Excerpts from a dataset
|---|

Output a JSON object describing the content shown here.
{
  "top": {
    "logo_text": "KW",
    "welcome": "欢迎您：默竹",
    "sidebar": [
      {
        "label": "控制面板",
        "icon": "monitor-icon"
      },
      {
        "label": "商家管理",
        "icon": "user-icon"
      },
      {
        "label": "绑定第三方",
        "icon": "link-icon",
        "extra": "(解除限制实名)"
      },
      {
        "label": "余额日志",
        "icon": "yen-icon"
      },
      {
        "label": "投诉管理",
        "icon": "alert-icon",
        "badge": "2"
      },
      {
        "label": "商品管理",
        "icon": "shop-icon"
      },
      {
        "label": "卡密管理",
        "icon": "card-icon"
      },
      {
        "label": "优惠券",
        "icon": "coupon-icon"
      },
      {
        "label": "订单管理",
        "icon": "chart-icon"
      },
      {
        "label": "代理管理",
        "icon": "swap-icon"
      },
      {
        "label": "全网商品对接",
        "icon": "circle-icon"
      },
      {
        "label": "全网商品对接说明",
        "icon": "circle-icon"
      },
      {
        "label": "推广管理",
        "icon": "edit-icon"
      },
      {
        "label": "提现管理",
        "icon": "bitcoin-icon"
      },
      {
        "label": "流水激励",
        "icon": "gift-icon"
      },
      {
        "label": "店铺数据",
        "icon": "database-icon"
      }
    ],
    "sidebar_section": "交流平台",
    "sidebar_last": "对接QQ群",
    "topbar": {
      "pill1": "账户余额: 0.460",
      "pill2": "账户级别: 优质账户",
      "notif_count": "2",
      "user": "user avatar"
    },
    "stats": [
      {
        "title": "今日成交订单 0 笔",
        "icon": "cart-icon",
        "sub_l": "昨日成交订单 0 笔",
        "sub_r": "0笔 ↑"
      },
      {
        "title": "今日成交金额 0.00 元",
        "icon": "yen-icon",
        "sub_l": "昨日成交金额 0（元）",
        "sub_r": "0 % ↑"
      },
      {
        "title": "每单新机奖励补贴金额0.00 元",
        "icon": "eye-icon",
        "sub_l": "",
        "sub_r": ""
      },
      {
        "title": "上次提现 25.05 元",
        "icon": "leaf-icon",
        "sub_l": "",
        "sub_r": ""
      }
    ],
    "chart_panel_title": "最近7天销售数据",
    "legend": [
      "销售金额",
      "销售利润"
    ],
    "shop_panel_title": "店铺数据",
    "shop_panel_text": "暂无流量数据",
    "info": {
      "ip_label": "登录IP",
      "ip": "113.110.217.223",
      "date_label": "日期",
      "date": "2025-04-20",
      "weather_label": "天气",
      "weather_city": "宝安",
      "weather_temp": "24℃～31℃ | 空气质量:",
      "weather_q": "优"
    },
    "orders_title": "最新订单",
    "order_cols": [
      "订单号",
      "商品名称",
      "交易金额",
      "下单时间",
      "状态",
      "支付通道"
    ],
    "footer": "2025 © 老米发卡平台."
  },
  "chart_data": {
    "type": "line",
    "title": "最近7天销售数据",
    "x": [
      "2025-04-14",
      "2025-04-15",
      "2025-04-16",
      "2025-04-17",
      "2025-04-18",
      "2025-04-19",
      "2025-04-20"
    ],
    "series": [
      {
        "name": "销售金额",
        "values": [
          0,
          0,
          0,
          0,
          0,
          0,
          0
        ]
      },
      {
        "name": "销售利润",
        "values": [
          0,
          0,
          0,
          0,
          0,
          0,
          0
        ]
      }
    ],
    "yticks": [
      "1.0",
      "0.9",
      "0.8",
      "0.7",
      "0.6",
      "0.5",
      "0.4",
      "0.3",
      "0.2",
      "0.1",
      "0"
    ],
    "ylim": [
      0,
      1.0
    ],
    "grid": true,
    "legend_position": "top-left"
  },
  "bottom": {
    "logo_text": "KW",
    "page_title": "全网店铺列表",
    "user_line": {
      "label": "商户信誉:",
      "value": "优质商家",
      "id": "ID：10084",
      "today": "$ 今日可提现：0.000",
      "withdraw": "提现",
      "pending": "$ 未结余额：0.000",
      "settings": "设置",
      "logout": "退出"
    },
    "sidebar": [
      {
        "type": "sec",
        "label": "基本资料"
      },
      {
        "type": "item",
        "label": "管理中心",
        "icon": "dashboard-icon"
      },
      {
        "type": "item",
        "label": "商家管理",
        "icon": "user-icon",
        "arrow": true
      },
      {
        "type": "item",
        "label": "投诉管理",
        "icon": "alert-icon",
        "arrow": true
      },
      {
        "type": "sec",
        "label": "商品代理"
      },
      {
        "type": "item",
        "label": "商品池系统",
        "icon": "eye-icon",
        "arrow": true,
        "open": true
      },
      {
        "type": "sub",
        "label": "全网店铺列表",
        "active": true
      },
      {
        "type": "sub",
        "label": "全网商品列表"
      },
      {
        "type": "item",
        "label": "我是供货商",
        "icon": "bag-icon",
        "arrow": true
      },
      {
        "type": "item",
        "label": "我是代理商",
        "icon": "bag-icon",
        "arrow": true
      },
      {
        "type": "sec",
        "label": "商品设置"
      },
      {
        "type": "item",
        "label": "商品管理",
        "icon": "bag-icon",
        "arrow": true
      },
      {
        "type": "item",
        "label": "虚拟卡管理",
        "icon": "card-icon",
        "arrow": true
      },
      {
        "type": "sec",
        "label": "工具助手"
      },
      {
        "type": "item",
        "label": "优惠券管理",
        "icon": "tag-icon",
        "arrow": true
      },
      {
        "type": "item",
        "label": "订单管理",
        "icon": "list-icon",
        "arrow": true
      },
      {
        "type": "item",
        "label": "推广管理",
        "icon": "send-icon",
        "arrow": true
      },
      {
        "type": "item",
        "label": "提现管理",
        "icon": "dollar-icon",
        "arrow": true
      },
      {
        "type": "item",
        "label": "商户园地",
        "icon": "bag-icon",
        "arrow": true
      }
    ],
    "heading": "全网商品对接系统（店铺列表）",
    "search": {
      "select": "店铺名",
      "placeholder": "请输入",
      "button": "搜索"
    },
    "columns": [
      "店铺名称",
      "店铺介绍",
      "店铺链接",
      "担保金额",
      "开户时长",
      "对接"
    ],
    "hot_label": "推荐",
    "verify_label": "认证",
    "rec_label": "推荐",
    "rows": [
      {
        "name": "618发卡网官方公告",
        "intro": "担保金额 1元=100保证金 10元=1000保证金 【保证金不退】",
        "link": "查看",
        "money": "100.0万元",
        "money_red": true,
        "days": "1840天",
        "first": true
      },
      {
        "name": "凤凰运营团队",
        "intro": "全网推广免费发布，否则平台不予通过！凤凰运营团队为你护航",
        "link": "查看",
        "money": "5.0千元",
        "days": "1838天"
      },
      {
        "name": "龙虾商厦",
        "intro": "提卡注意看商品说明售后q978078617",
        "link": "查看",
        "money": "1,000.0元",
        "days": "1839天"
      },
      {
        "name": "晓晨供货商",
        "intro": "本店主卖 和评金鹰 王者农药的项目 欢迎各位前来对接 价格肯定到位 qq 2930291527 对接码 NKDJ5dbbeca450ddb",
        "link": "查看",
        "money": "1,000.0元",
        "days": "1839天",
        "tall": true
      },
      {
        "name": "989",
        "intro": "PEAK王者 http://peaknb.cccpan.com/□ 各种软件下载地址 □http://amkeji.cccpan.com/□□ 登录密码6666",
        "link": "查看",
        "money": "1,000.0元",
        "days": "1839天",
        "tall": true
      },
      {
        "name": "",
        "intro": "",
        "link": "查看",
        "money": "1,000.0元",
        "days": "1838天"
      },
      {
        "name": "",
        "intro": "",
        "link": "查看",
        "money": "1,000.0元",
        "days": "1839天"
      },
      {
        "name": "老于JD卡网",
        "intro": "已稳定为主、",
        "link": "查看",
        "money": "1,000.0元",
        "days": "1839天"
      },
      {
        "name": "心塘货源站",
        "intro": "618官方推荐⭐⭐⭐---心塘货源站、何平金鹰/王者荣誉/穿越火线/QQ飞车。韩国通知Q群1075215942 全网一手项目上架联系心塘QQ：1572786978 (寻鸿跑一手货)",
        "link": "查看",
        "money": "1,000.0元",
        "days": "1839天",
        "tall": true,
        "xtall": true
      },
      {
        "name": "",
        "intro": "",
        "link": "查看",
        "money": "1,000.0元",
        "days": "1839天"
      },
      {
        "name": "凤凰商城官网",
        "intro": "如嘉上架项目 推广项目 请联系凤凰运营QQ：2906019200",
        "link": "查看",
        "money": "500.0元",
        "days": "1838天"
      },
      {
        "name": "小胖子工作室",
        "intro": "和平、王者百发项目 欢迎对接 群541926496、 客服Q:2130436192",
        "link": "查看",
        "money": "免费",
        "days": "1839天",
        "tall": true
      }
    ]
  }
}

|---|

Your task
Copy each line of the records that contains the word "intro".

Answer section
        "intro": "担保金额 1元=100保证金 10元=1000保证金 【保证金不退】",
        "intro": "全网推广免费发布，否则平台不予通过！凤凰运营团队为你护航",
        "intro": "提卡注意看商品说明售后q978078617",
        "intro": "本店主卖 和评金鹰 王者农药的项目 欢迎各位前来对接 价格肯定到位 qq 2930291527 对接码 NKDJ5dbbeca450ddb",
        "intro": "PEAK王者 http://peaknb.cccpan.com/□ 各种软件下载地址 □http://amkeji.cccpan.com/□□ 登录密码6666",
        "intro": "",
        "intro": "",
        "intro": "已稳定为主、",
        "intro": "618官方推荐⭐⭐⭐---心塘货源站、何平金鹰/王者荣誉/穿越火线/QQ飞车。韩国通知Q群1075215942 全网一手项目上架联系心塘QQ：1572786978 (寻鸿跑一手货)",
        "intro": "",
        "intro": "如嘉上架项目 推广项目 请联系凤凰运营QQ：2906019200",
        "intro": "和平、王者百发项目 欢迎对接 群541926496、 客服Q:2130436192",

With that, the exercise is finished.